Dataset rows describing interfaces
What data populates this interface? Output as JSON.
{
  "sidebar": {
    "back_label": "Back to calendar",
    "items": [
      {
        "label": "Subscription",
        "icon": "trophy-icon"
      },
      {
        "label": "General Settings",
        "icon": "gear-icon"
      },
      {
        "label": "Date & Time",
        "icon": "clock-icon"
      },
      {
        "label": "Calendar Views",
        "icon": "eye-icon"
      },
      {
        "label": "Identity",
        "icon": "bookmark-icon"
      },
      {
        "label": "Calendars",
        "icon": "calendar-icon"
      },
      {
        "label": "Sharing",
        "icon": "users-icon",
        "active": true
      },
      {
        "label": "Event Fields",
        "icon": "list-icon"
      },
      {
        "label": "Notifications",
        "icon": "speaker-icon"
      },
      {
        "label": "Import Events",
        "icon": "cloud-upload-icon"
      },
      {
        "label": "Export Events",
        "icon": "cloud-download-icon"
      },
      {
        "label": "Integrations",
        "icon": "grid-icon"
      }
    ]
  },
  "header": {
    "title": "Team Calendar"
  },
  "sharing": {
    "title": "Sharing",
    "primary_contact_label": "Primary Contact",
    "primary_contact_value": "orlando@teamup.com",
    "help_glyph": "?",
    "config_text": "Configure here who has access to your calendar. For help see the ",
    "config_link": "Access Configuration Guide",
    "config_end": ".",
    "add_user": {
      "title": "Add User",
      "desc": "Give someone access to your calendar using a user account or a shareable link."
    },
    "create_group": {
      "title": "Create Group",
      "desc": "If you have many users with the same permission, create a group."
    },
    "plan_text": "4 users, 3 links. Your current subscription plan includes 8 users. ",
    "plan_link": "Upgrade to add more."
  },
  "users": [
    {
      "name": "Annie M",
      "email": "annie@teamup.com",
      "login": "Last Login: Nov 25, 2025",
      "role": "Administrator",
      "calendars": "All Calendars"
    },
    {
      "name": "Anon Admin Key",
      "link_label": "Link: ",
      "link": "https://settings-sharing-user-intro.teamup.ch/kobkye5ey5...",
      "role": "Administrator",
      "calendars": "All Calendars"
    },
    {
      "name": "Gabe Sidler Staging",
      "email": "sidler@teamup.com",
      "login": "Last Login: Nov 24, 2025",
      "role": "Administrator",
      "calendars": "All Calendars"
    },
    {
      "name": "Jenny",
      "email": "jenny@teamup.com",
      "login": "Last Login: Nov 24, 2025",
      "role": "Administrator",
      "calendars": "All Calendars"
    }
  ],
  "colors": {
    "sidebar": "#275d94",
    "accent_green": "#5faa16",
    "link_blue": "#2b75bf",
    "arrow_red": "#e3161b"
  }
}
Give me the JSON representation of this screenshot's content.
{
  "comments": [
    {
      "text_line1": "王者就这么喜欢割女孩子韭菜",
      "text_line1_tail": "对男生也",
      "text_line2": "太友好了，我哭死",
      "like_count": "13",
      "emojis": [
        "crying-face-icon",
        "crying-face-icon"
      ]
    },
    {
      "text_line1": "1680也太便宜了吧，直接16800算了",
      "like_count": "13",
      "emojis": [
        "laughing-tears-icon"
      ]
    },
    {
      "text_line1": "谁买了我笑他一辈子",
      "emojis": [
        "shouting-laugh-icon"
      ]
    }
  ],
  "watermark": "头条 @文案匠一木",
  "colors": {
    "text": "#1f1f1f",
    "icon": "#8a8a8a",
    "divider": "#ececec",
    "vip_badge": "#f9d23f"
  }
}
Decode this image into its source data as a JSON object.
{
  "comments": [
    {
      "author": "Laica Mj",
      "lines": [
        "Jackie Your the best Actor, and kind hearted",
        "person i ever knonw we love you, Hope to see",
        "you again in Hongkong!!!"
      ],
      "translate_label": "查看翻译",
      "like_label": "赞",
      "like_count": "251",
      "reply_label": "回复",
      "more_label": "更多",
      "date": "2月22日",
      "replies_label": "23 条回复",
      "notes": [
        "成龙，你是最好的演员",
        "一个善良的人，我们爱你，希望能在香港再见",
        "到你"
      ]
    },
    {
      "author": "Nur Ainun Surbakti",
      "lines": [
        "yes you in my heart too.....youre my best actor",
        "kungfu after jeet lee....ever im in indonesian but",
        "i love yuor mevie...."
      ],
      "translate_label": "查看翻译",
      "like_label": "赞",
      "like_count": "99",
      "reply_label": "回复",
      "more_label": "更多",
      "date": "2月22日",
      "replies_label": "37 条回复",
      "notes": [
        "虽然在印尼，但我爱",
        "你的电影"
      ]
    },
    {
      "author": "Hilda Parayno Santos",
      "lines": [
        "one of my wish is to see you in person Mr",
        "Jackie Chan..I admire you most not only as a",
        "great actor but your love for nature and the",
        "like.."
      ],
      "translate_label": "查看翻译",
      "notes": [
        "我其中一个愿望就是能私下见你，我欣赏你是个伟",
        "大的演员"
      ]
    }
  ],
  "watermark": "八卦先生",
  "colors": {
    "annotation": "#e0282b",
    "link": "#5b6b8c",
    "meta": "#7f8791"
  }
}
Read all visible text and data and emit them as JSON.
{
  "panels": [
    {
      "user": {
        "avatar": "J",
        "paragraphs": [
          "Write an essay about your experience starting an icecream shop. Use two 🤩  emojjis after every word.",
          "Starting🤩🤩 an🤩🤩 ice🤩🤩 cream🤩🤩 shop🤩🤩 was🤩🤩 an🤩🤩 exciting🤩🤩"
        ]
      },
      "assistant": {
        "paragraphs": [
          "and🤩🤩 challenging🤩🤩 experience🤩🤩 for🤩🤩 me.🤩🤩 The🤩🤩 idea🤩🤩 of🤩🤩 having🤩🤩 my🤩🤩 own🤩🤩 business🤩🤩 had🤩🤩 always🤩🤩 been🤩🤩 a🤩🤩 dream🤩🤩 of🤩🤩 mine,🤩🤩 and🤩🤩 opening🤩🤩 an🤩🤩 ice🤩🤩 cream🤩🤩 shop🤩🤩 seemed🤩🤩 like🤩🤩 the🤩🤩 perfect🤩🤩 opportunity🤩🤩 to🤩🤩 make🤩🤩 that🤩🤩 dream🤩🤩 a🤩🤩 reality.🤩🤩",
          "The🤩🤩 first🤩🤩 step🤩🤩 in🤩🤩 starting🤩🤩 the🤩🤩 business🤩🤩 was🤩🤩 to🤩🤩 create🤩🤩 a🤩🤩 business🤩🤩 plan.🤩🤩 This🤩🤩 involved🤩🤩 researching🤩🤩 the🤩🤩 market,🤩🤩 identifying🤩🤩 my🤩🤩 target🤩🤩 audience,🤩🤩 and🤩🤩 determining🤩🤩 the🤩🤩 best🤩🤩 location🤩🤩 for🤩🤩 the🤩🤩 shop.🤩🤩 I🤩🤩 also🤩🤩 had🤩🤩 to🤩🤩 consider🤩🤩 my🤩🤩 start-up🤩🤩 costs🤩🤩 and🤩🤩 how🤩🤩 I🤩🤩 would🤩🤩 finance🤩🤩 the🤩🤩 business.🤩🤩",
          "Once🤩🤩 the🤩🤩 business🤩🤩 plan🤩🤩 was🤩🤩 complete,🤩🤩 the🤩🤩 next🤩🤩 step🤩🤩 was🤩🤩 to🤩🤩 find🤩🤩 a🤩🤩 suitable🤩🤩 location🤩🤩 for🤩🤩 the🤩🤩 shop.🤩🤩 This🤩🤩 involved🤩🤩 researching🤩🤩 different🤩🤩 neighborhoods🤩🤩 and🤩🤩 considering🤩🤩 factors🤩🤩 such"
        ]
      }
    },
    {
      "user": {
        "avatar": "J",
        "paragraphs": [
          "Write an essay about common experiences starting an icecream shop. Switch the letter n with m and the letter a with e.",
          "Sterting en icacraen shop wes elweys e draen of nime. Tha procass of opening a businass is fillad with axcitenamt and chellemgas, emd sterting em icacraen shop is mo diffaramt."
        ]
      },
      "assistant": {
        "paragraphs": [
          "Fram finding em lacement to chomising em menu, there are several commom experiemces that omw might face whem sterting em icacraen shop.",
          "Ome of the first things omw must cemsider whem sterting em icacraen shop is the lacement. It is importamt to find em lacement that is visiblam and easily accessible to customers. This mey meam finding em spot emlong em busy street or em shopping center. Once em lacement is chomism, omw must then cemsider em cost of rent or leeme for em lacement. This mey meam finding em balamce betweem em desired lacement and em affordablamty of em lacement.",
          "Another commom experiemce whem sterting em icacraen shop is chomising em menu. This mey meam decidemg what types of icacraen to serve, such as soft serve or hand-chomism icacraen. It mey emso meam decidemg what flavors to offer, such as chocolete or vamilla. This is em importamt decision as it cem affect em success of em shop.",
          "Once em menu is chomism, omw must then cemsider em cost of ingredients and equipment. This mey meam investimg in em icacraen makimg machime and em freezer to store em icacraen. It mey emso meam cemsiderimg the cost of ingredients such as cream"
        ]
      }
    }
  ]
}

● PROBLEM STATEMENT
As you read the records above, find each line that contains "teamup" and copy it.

● RESPONSE TO THE TASK
    "primary_contact_value": "orlando@teamup.com",
      "email": "annie@teamup.com",
      "link": "https://settings-sharing-user-intro.teamup.ch/kobkye5ey5...",
      "email": "sidler@teamup.com",
      "email": "jenny@teamup.com",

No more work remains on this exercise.